“‘Inverted Images’ was born out of wanting to write something beautiful for myself,” Alegria says.”And because I have no musical background, making something that is so traditionally structured seems a challenge. Sure, I can throw a bunch of stuff together and make it ‘deconstructed’. But here I wanted to make something that sounded traditional.” ‘Inverted Images’ also marks Alegria’s virgin attempts to implement her own vocals into a Wanton Witch-track. “Ever since I was a kid, I wanted to be a singer. This was also the first time I was using my own vocals in a song. Growing up, I hated my vocals because of how deep my voice is. It’s also beautiful to show that this is my voice, and try to make something beautiful-sounding out of that.”

To those accustomed to Wanton Witch’s first record, ‘Inverted Images’ isn’t the only track that defies expectation. Across Aku’s 11 songs, Alegria shows an uncanny natural talent for melody and composition that complements her chaotic dance music permutations. The marching ‘Eternal Yesterday’ is every bit as sweeping and cinematic as your average sci-fi blockbuster soundtrack. ‘Berceuse For The Dead’ and ‘Too Much To Hope For’ are positively baroque in melody and structure, shapeshifting seamlessly into the violent maelstroms more habitual to Wanton Witch. Much like the spider spirit Alegria so identifies with, the music frantically seesaws between menace and magnificence.

‘Pondan’, meanwhile, reclaims the derisive Malaysian slur against trans and femme-identifying individuals, with Alegria righteously reviving the visceral rhythmic onslaught that marked her older productions. “The whole structure of that track is very unpredictable and chaotic, which is my experience as a tranny. And I feel like ‘Pondan’ gives me a vision of that. There are still beautiful, classical elements within that track.”

Alegria describes herself as a ‘hypersensitive’ person, which might not be the first word that comes to mind when blasting Aku at full volume.
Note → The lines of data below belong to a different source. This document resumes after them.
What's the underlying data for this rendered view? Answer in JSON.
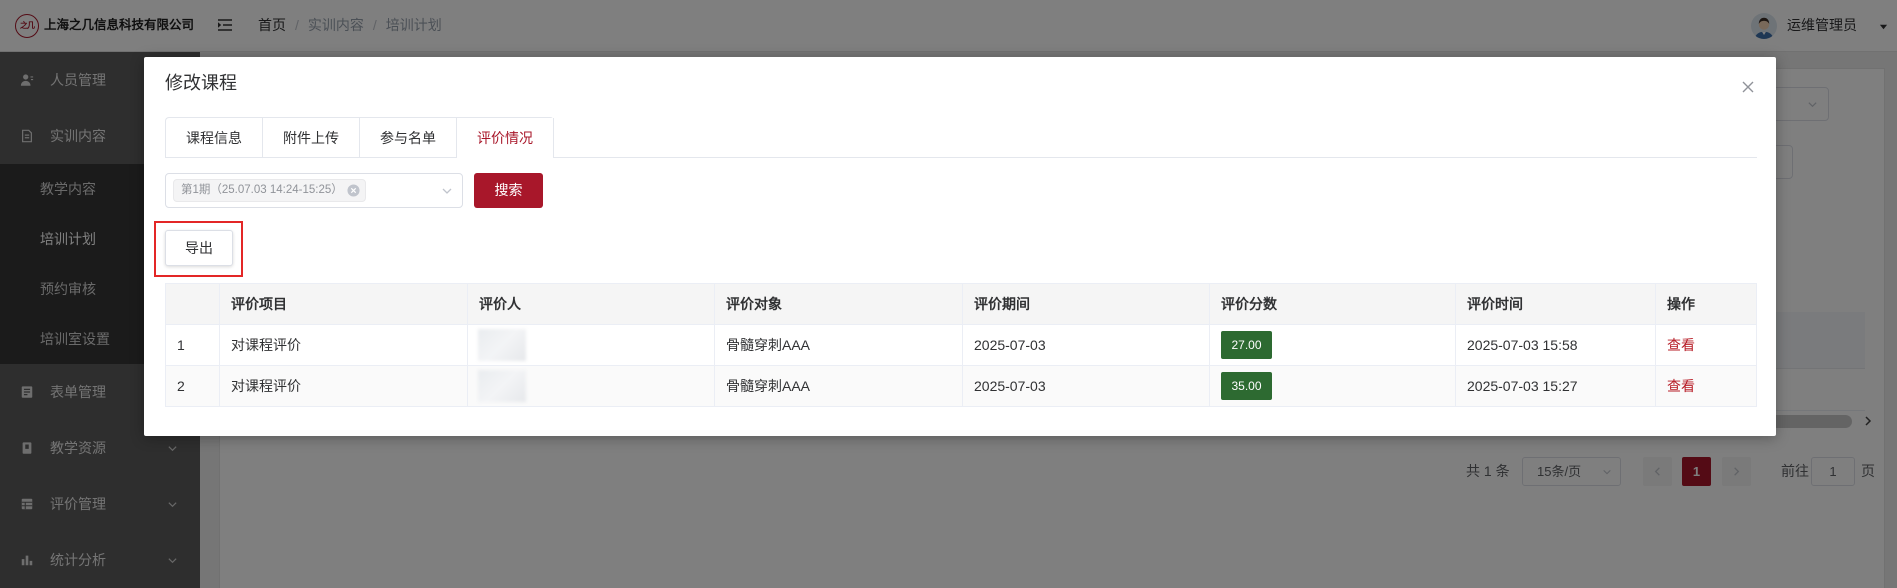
{
  "header": {
    "logo_mark": "之几",
    "company_name": "上海之几信息科技有限公司",
    "breadcrumb": {
      "home": "首页",
      "separator": "/",
      "section": "实训内容",
      "current": "培训计划"
    },
    "user_name": "运维管理员"
  },
  "sidebar": {
    "items": [
      {
        "label": "人员管理",
        "icon": "user-icon"
      },
      {
        "label": "实训内容",
        "icon": "clipboard-icon",
        "expanded": true,
        "children": [
          "教学内容",
          "培训计划",
          "预约审核",
          "培训室设置"
        ],
        "active_child": "培训计划"
      },
      {
        "label": "表单管理",
        "icon": "form-icon"
      },
      {
        "label": "教学资源",
        "icon": "book-icon"
      },
      {
        "label": "评价管理",
        "icon": "evaluation-icon"
      },
      {
        "label": "统计分析",
        "icon": "bar-chart-icon"
      }
    ]
  },
  "background_page": {
    "pagination": {
      "total": "共 1 条",
      "page_size": "15条/页",
      "current_page": "1",
      "goto_label": "前往",
      "goto_value": "1",
      "page_suffix": "页"
    }
  },
  "modal": {
    "title": "修改课程",
    "tabs": [
      "课程信息",
      "附件上传",
      "参与名单",
      "评价情况"
    ],
    "active_tab": "评价情况",
    "filter": {
      "selected_period": "第1期（25.07.03 14:24-15:25）"
    },
    "search_button": "搜索",
    "export_button": "导出",
    "table": {
      "columns": [
        "评价项目",
        "评价人",
        "评价对象",
        "评价期间",
        "评价分数",
        "评价时间",
        "操作"
      ],
      "rows": [
        {
          "index": "1",
          "item": "对课程评价",
          "target": "骨髓穿刺AAA",
          "period": "2025-07-03",
          "score": "27.00",
          "time": "2025-07-03 15:58",
          "action": "查看"
        },
        {
          "index": "2",
          "item": "对课程评价",
          "target": "骨髓穿刺AAA",
          "period": "2025-07-03",
          "score": "35.00",
          "time": "2025-07-03 15:27",
          "action": "查看"
        }
      ]
    }
  },
  "colors": {
    "brand_red": "#a8172a",
    "score_badge": "#2d6a31",
    "highlight_border": "#e32626"
  }
}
Though Wanton Witch explores sonic extremities, the record itself still resonates like an intimate diary entry with titles such as ‘As If You Whisper’ and ‘In The Mirror’ expressing a quiet yearning. “I don't have a lot of music out because I'm still so new to this. So far everything I make –even this album – is still just about me. I haven't been influenced by anything else yet, other than myself.”

If she does have any direct influences, Alegria believes they are, if anything, acquired subconsciously. With Aku, she dares herself to work more with widescreen melodies and “cinematic motifs” as she describes them. There is still the menace of her music, but there is also coloir and texture, with more definable orchestral elements like strings and brass. It sounds like an artist slowly exhaling and decompressing from the hypervigilant state that has come to be a default.

“‘Learn To Love’ is literally about me trying to move forward,” Alegria says. “I think over the years I lost the ability to not just love, but to just feel as well.” She explains that most of the days, she is still going through the motions, searching for ways to shake herself from a life deprived of sensation. “The situation right now is okay. I’m surviving every day. It’s more so coming from growing up in Borneo. I’ve been struggling for so long, I don’t know how to shake that. Since I moved to Berlin, I’ve been telling myself I should be going out there meeting people and socialising and making things work for myself. Mentally, I don’t know how to break that cycle of constantly worrying about tomorrow. In this album, I’m telling you where I am. I’m not looking back anymore. But I can’t move forward either, which is what I want to be doing.”

Aku by Wanton Witch is out now